By Sharon Dolev
Around the world, when it comes to nuclear weapons, it is a well know “secret” that Israel is a Nuclear Armed State. Just like India and Pakistan, Israel has developed a nuclear arsenal, but unlike the two, Israel’s arsenal remains a secret. Israel doesn’t talk about its arsenal and usually, doesn’t take part in any international or regional discourse about it.
The Israeli ambiguity, or opacity affects mostly the Israeli society. Not just the civil society but also most parliamentarians and even some ministers. As a society, we learned not to talk or even think about the Israeli bomb. Keeping the secret by not thinking about it became some sort of a patriotic act. As a society we keep Israel safe by not thinking of an Israeli nuke, asking about it, or campaigning against it.
The words ‘Nuclear Bomb’ are on the news daily, but only in connection with Iran. Maybe, from time to time – North Korea.
Under those tough conditions ‘The Israeli Disarmament movement’ (IDM) is striving to change the attitude of the Israeli society towards nuclear issues and to promote the idea of a global nuclear ban and a Middle East free of weapons of mass destruction.
The Israeli Disarmament movement is a grassroots organization that was established in 2007, as a Greenpeace project and was registered as an independent NGO in 2011. The first ever NGO in Israel to deal with disarmament of nuclear or other weapons of mass destruction.
In order to reach the media, without which greater exposure is not possible, we hold media events, protests, and more provocative activities such as stripping at a conference in front of President Peres while calling for the Middle East to be stripped of WMD, placing giant notes calling for a world free of nuclear weapons at the Western Wall site (following the religious tradition of inserting notes with prayers or wishes in the wall crevices), or enacting a massive “death scene” in front of the Ministry of Defense calling for “No More Hiroshima” and opposing an attack on Iran.
One of our most important projects for 2012 was a visit of survivors from Hiroshima and Nagasaki.

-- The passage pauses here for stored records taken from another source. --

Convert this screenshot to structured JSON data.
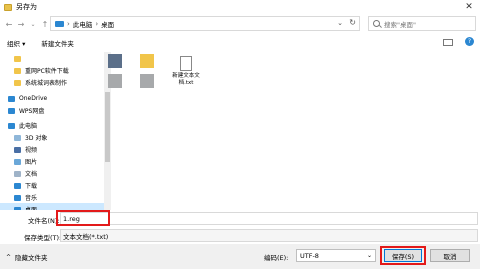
{
  "window": {
    "title": "另存为"
  },
  "nav": {
    "breadcrumb": [
      "此电脑",
      "桌面"
    ],
    "search_placeholder": "搜索\"桌面\""
  },
  "toolbar": {
    "organize_label": "组织 ▾",
    "new_folder_label": "新建文件夹"
  },
  "sidebar": {
    "items": [
      {
        "label": "",
        "icon": "folder-icon",
        "selected": false
      },
      {
        "label": "重网PC软件下载",
        "icon": "folder-icon",
        "selected": false
      },
      {
        "label": "系统城词表制作",
        "icon": "folder-icon",
        "selected": false
      },
      {
        "label": "OneDrive",
        "icon": "cloud-icon",
        "selected": false
      },
      {
        "label": "WPS网盘",
        "icon": "cloud-icon",
        "selected": false
      },
      {
        "label": "此电脑",
        "icon": "computer-icon",
        "selected": false
      },
      {
        "label": "3D 对象",
        "icon": "cube-icon",
        "selected": false
      },
      {
        "label": "视频",
        "icon": "video-icon",
        "selected": false
      },
      {
        "label": "图片",
        "icon": "picture-icon",
        "selected": false
      },
      {
        "label": "文档",
        "icon": "document-icon",
        "selected": false
      },
      {
        "label": "下载",
        "icon": "download-icon",
        "selected": false
      },
      {
        "label": "音乐",
        "icon": "music-icon",
        "selected": false
      },
      {
        "label": "桌面",
        "icon": "desktop-icon",
        "selected": true
      }
    ]
  },
  "files": [
    {
      "name": "",
      "kind": "image"
    },
    {
      "name": "",
      "kind": "folder"
    },
    {
      "name": "新建文本文档.txt",
      "kind": "text-file"
    },
    {
      "name": "",
      "kind": "blurred"
    },
    {
      "name": "",
      "kind": "blurred"
    }
  ],
  "fields": {
    "filename_label": "文件名(N):",
    "filename_value": "1.reg",
    "filetype_label": "保存类型(T):",
    "filetype_value": "文本文档(*.txt)"
  },
  "footer": {
    "hide_folders_label": "隐藏文件夹",
    "encoding_label": "编码(E):",
    "encoding_value": "UTF-8",
    "save_label": "保存(S)",
    "cancel_label": "取消"
  },
  "colors": {
    "accent": "#0078d7",
    "highlight_red": "#e31a1a",
    "selected_bg": "#cce8ff"
  }
}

The Hiroshima survivors (Hibakusha) met with civil society, young audience, reporters, opinion-makers and Holocaust survivors. The Hibakusha shared their experience and joined our call for regional talks. We used their visit to educate about the catastrophic humanitarian costs of a limited nuclear war, and joined their call for “No More Hiroshima, No More Nagasaki.”
Movement members participate actively in international conferences on nuclear disarmament and the Middle East and, usually in cooperation with other organizations, organize events at the United Nations and during meetings of NPT states parties (review conferences and preparatory committee meetings).
The unique status of the movement – an anti-nuclear movement from the nuclear ambiguous/opaque Israel – has resulted in many opportunities to present our position, to talk about Israel, to recommend new approaches to and perspectives on the nuclear issue in the Middle East, and to meet decision makers and government representatives. We regard these as important opportunities that allow us not only to talk about what we do, but also to learn from campaigns around the world and from leading experts, and even to feel that we have some influence, however small, over the international discourse on this issue.
The campaign in Israel is not easy. Fear is the foremost enemy of the anti-nuclear struggle in Israel. At the end of the day, however, the principles of the Israeli campaign are identical to those of campaigns anywhere else in the world: education, dissemination of information, and inspired action.
We believe that most residents of Israel, like people everywhere, would prefer a world without nuclear weapons.
The Israeli campaign, like others throughout the world, does not exist in a vacuum all by itself. It must be part of a global campaign against nuclear weapons, such as the International Campaign to Abolish Nuclear Weapons (ICAN) – represented in Israel by the Israeli Disarmament movement.
Likewise, the Middle East, of which Israel is part, cannot be disconnected from the rest of the world. While we fully support the vision of a Middle East free of WMD, it is important to bear in mind that just as we in Israel analyze developments in Iran with trepidation, Iran watches Pakistan, which views with trepidation developments in India, which analyzes developments in China, which watches the United States, which in turn feels threatened by Russia and Iran. The real challenge and solution, therefore, are to be found in a comprehensive treaty against nuclear weapons, joined by all the states of the world.
– Sharon Dolev is the Director of the Israeli Disarmament Movement, which promotes anti-nuclear discourses in Israel and represents international disarmament organizations in the country. (This article was provided by IDN-InDepthNews on March 25, 2013. Visit: http://www.indepthnews.info)